THE BUREAU of Internal Revenue (BIR) issued guidelines on how to determine the floor price for cigarettes, as well as heated and vapor tobacco products.

Revenue Regulations No. 7-2021 serves as the implementing rules and regulations for Republic Act (RA) 11346 that increased the excise taxes on so-called “sin” products such as tobacco and alcoholic beverages.

Under the guidelines, the agency said the minimum price of cigarette, heated and vapor tobacco products will be computed by adding the total production cost of the cheapest brand per tobacco product, the excise tax and the value-added tax (VAT).

The BIR determined the reference rates for taxation purposes in case there are no documents available on the actual price of the product.

For instance, a floor price of P78.40 will be imposed for cigarettes with production cost of P20, excise tax of P50 and VAT of P8.40.

Heated tobacco products with a P20 production cost, P42 in excise tax and P7.44 in VAT should have a minimum price of P69.44.

For vapor products, the BIR said 0.7 milliliter (ml) pod of nicotine salts will have P125.44 as floor price this year — given its P70 production cost, P42 in excise tax and P13.44 in VAT. A nicotine salt of 2.5 ml will have P421.12 as a minimum price, while a 4-pod item has P2,195.20.

The floor price for 10-ml tank of freebase nicotine with a production cost of P50 each, P50 in excise tax and P12 in VAT, was estimated at P112, while a larger tank with 25 ml has a P308 minimum price.

“The ELTRD (Excise Large Taxpayer Regulatory Division) shall establish a monthly data profile based on the required periodic manufacturer’s or importer’s sworn declaration for all brands per tobacco product category,” the BIR said.

For those caught selling tobacco and vapor products below the floor price will face penalties from P200,000 to P500,000, or worth 10 times the amount of excise tax and VAT due.
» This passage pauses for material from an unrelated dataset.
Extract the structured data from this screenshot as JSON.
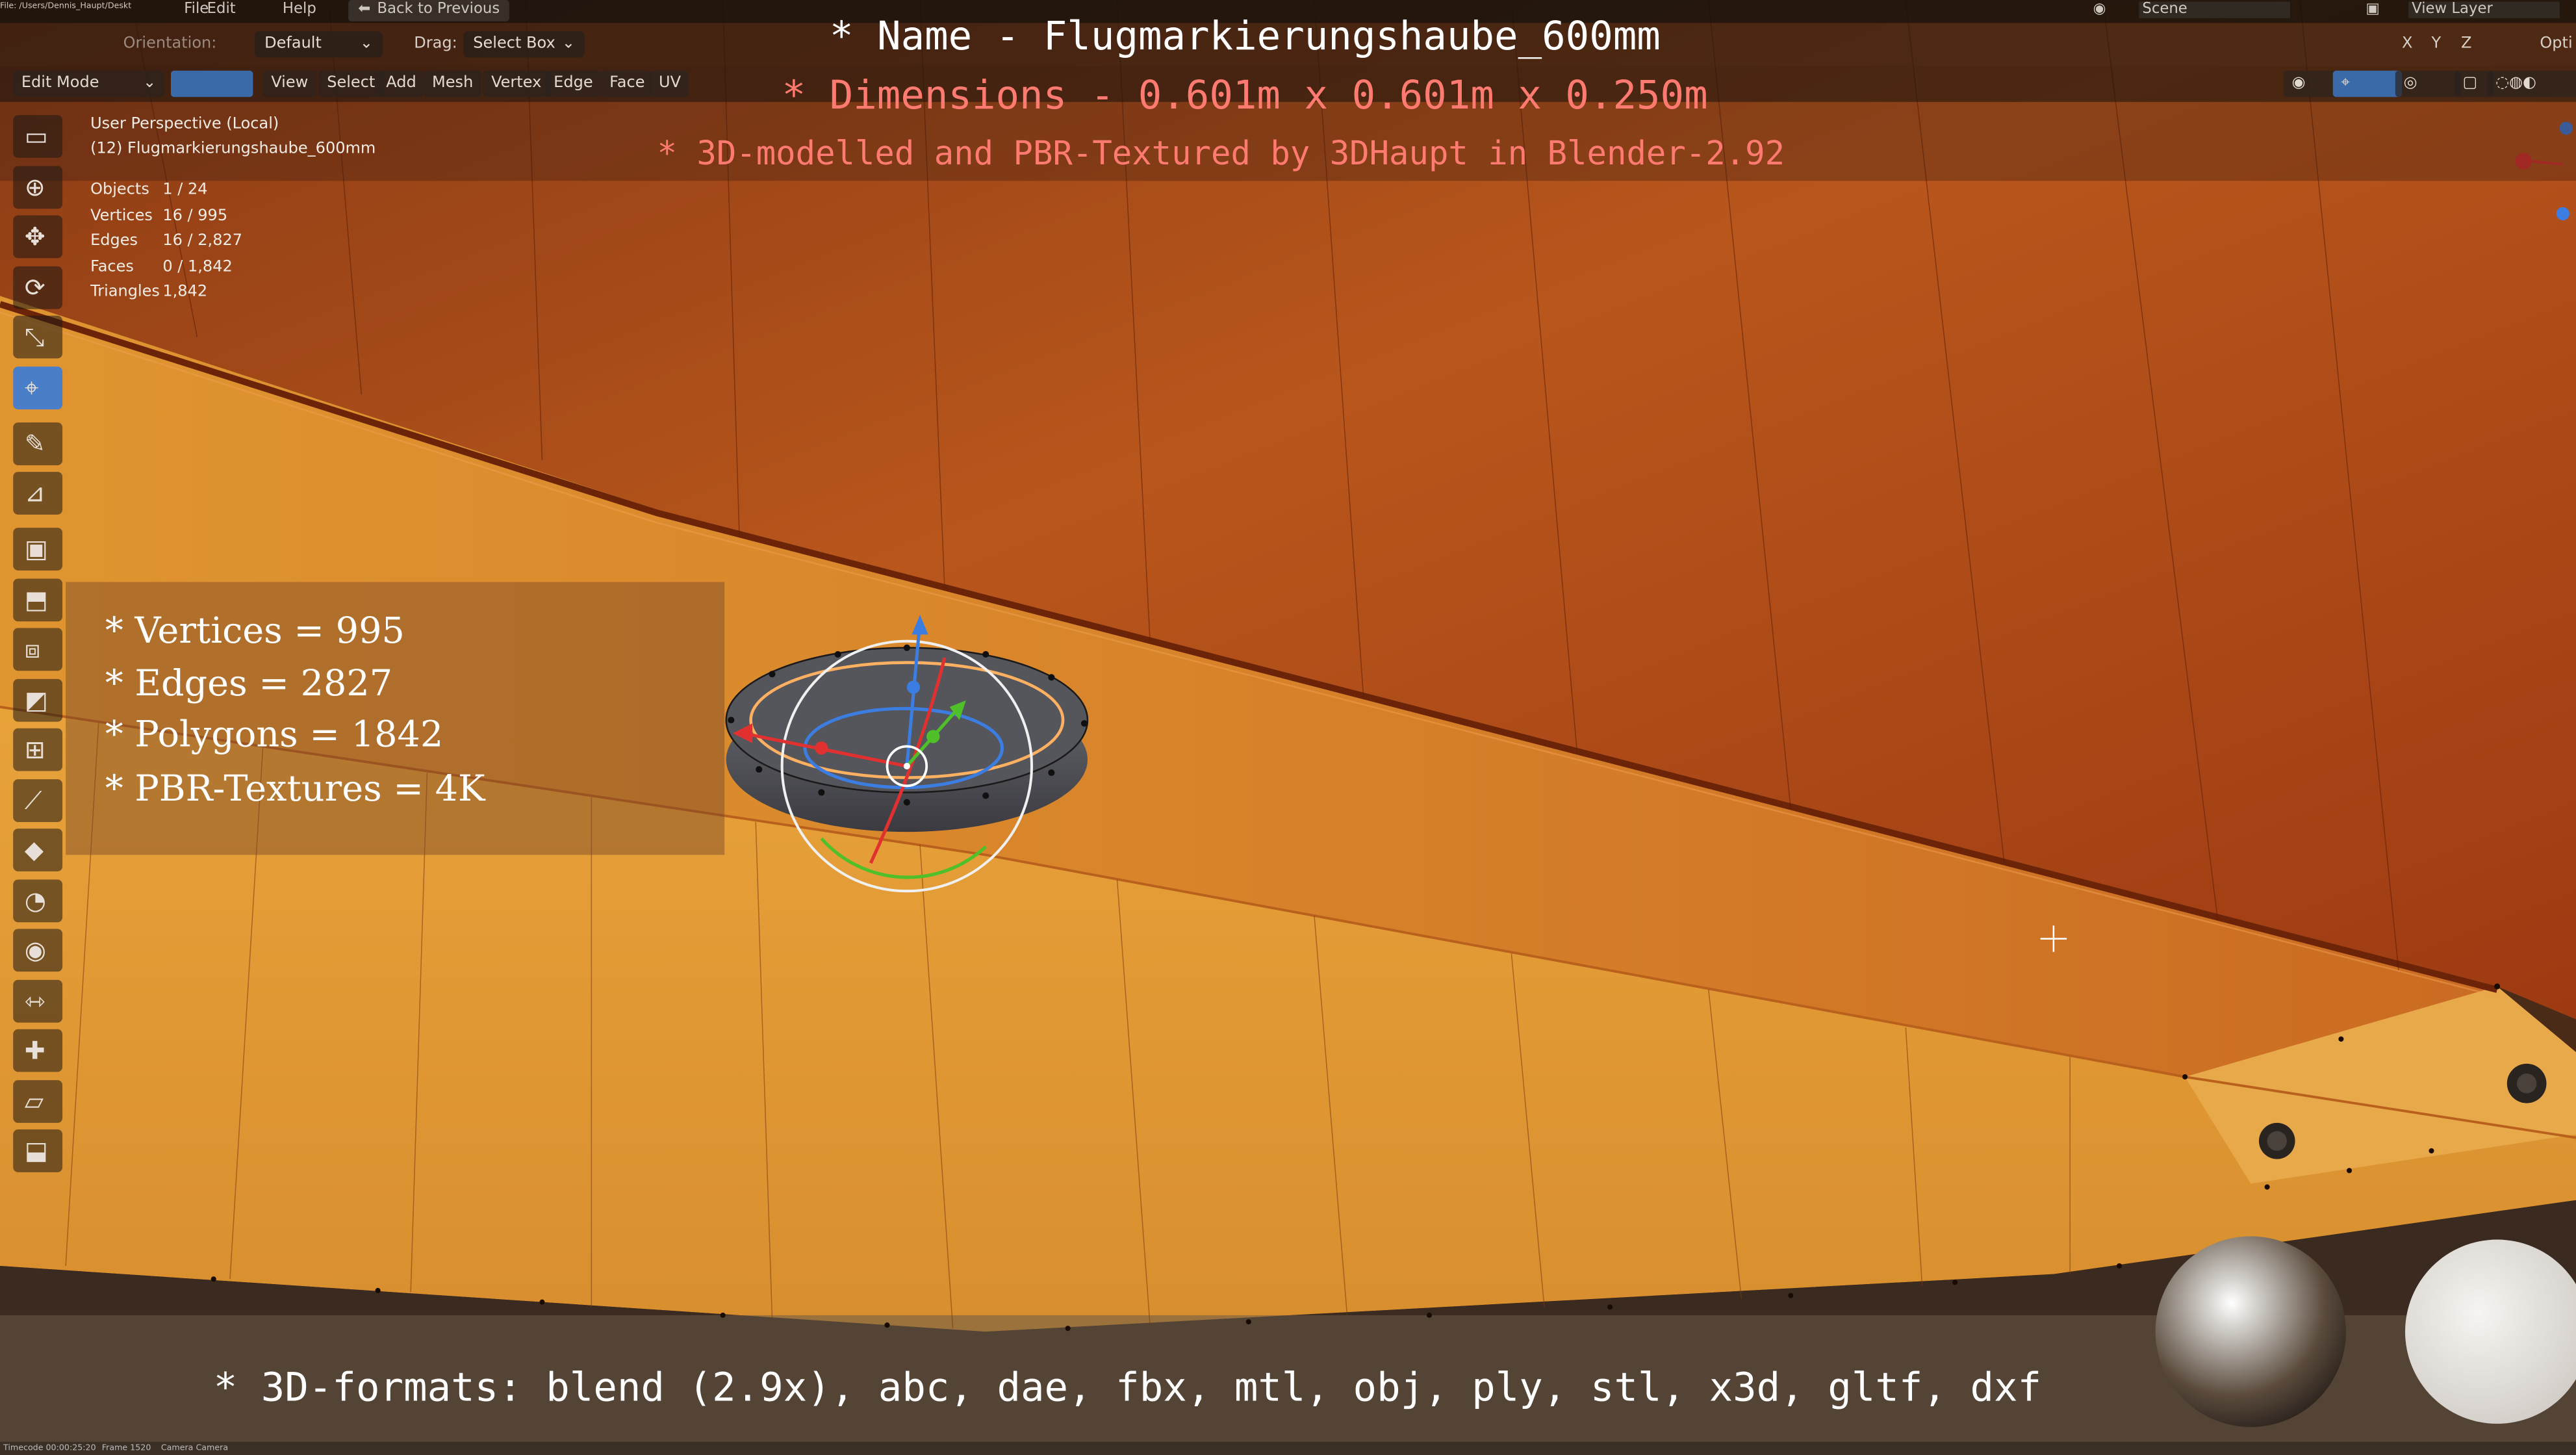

Sanctions also include 4-6 years of imprisonment.

“Any person who sells tobacco products including heated tobacco products and vapor products at a price lower than (the floor price) shall be punished with a fine of not less than 10 times the amount of excise tax plus VAT due but not less than P200,000, nor more than P500,000, and imprisonment of not less than 4 years,” it added.

The BIR also imposed inspection fees — 50 centavos per 1,000 pieces of cigars, 10 centavos per 1,000 sticks of cigarettes, and 10 centavos for 1,000 units of heated tobacco products. Meanwhile, one centavo of inspection fee was set per ml of vapor product, two centavos per kilo of whole leaf tobacco and three centavos per kilo of tobacco scraps.

To signify that excise taxes have been paid, the BIR said tax stamps should be attached on the packaging of these “sin” products.

Those who will affix previously used tax stamps, erase cancellation marks or make any alterations on the stamps will have to pay a fine of least P10 million and up to P500 million, with imprisonment of 5-8 years. Selling and using fake stamps will also face similar charges, according to the bureau.

The IRR was signed by BIR Commissioner Caesar R. Dulay and Finance Secretary Carlos G. Dominguez III on May 18 but the document was only published on Wednesday. The guidelines will take effect early next month or 15 days after its publication.

The Department of Finance expects to collect P297.8 billion from “sin” taxes this year. — Beatrice M. Laforga